This plant, which grows along trails everywhere, smells like dill and sage.
I guess I could try to identify it, but I like mysteries.
|Here's a fellow birdwatcher enjoying Lake Los Carneros.|
We walked around the lake (level dangerously low) looking at birds.
It smells of dust, herbs, and trees.
|Eucalyptus has an overpowering aroma, which always makes me think of California.|
|Kelp and the smell of the ocean are the other pure California aromas.|
|Arroyo-Burro Beach, also called "Dog Beach" because no leashes are required.|
|Seaweed, birds, and mussels on the rocks must also contribute |
to the aromas of the beach.
Tuesday, April 08, 2014
Our main activity during our one full day at Grand Canyon National Park last Friday was enjoying the views of the canyon, using the shuttle bus to get to the rim trail for a series of hikes. Then in the late afternoon, we listened to the park ranger's scheduled presentation about the California condor. A small number of condors have successfully been introduced into the park – they were once native here, but became extinct in Arizona in the 1920s. The park presents a very large, protected, and appropriate habitat for these huge birds.
|Park Ranger demonstrating the use of a condor puppet from|
the captive breeding program. Seeing the puppet rather than a person
prevents the condor chicks from imprinting on humans and
becoming unable to adapt later to life in the wild.
The canyon’s 70 condors, which fly as far as Zion National Park and beyond, are descendants of the 22 condors that survived in California in the 1980s. These were taken into protective custody and encouraged to breed in several zoo programs. Currently, we learned from our ranger, a total of 420 condors survive. Besides those re-introduced into the wild in Arizona and California, a majority remain in zoos and sanctuaries.

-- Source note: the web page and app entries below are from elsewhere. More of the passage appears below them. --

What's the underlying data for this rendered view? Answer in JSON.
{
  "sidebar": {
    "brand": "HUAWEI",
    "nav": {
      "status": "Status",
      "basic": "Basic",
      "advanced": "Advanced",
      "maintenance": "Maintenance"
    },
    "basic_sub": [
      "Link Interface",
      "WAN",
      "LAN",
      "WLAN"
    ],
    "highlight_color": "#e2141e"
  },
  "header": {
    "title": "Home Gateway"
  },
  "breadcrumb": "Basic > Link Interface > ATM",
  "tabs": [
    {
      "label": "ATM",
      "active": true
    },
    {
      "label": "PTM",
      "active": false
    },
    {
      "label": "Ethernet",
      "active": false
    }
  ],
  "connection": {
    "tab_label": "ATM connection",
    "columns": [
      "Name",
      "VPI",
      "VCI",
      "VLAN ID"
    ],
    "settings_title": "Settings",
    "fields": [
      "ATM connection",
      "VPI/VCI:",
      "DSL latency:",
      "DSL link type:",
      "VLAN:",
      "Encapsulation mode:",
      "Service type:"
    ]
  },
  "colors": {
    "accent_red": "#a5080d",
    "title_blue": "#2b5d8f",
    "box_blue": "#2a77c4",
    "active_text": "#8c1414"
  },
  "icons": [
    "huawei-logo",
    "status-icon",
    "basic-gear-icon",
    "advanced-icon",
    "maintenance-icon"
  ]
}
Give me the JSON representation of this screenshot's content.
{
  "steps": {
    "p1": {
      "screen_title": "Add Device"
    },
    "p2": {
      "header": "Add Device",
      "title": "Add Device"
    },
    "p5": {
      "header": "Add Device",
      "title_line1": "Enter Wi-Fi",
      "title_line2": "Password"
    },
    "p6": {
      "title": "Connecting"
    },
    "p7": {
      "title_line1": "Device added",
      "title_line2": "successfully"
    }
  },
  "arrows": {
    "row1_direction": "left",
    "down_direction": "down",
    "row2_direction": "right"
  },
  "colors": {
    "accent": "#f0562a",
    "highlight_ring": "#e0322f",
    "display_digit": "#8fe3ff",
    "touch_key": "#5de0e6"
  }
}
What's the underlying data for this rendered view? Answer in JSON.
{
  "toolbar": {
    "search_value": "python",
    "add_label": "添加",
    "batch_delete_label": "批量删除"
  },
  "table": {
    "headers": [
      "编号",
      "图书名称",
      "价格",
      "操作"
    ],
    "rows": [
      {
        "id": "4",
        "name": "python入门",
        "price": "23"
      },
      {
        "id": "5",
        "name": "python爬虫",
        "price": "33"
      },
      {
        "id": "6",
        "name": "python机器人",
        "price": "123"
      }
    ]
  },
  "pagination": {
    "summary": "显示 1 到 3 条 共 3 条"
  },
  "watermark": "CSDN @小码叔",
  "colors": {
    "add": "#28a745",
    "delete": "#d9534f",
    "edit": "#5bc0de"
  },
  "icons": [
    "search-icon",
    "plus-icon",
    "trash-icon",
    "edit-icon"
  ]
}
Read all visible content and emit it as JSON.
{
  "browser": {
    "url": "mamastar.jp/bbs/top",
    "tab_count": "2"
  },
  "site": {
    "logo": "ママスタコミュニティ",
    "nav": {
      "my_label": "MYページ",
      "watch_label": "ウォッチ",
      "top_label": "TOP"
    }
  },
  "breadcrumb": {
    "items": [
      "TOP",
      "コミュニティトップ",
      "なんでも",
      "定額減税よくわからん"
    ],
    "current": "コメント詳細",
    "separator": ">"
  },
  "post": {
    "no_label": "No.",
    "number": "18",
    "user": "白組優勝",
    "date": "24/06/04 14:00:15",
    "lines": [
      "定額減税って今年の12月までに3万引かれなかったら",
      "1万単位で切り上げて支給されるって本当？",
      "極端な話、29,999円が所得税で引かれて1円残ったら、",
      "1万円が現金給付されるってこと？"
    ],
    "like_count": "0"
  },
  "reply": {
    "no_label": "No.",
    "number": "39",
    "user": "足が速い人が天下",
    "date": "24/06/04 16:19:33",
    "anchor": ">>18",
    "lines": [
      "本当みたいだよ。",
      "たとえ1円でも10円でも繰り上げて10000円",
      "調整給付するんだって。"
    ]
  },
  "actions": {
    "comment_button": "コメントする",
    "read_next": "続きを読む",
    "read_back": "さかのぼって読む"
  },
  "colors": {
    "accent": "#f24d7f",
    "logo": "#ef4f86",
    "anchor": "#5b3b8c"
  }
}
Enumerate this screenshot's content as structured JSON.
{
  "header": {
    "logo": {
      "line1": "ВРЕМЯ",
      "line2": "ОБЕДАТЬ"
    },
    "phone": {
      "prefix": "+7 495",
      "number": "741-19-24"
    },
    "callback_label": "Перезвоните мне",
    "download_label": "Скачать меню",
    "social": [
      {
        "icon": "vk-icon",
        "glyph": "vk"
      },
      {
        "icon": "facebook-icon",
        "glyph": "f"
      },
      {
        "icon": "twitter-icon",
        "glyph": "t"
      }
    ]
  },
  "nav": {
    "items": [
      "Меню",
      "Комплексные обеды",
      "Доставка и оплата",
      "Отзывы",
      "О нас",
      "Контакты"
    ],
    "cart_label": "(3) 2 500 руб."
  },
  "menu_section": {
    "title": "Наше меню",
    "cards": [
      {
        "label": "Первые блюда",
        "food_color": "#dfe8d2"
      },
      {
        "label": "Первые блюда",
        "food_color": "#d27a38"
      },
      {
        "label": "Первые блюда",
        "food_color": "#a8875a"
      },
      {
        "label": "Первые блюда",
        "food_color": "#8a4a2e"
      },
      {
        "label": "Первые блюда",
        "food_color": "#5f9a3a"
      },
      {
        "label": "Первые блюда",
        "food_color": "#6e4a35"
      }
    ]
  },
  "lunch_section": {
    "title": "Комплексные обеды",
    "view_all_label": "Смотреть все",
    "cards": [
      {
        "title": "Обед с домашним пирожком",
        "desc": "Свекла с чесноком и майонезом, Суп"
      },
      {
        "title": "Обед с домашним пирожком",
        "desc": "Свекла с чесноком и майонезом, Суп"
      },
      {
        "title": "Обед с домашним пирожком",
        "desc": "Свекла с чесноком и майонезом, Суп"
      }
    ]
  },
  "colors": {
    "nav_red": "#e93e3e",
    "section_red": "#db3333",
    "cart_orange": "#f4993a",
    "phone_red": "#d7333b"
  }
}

The ranger talk included several suggestions about helping maintain and improve the survival of the condor. Lead poisoning from bullets in the carcasses or discarded entrails of hunted deer and other animals presents a continuing danger to carrion-eating species. Encouraging hunters to use copper bullets instead of lead is one of the principal ways to protect the released birds and help them once again become truly wild.
Unfortunately for us, it wasn’t warm enough during our stay for the Grand Canyon condors to come out of their caves and show themselves to us tourists. Len and I saw one of the Grand Canyon introduced condors a couple of years ago at the North Rim. And many years ago we saw two of the last truly wild members of this still-endangered species.
|Early morning on one of the rim trails|
Monday, April 07, 2014
|Most of the big animals we saw were right by the road.|
These mule deer didn't mind grazing beside a big intersection
with lots of tour buses that say "Grand Canyon."
|These two deer's ears spread wide because they heard me sneeze as I was|
about to take the photo. Why not sneeze?
|Just before we left Grand Canyon we took a long and beautiful walk along the rim trail.|
An elk walked right onto the trail -- he didn't know the rule about staying 50 feet from people.
|Elk near a parking lot in the early evening -- we saw them as we were walking away from where we had dinner.|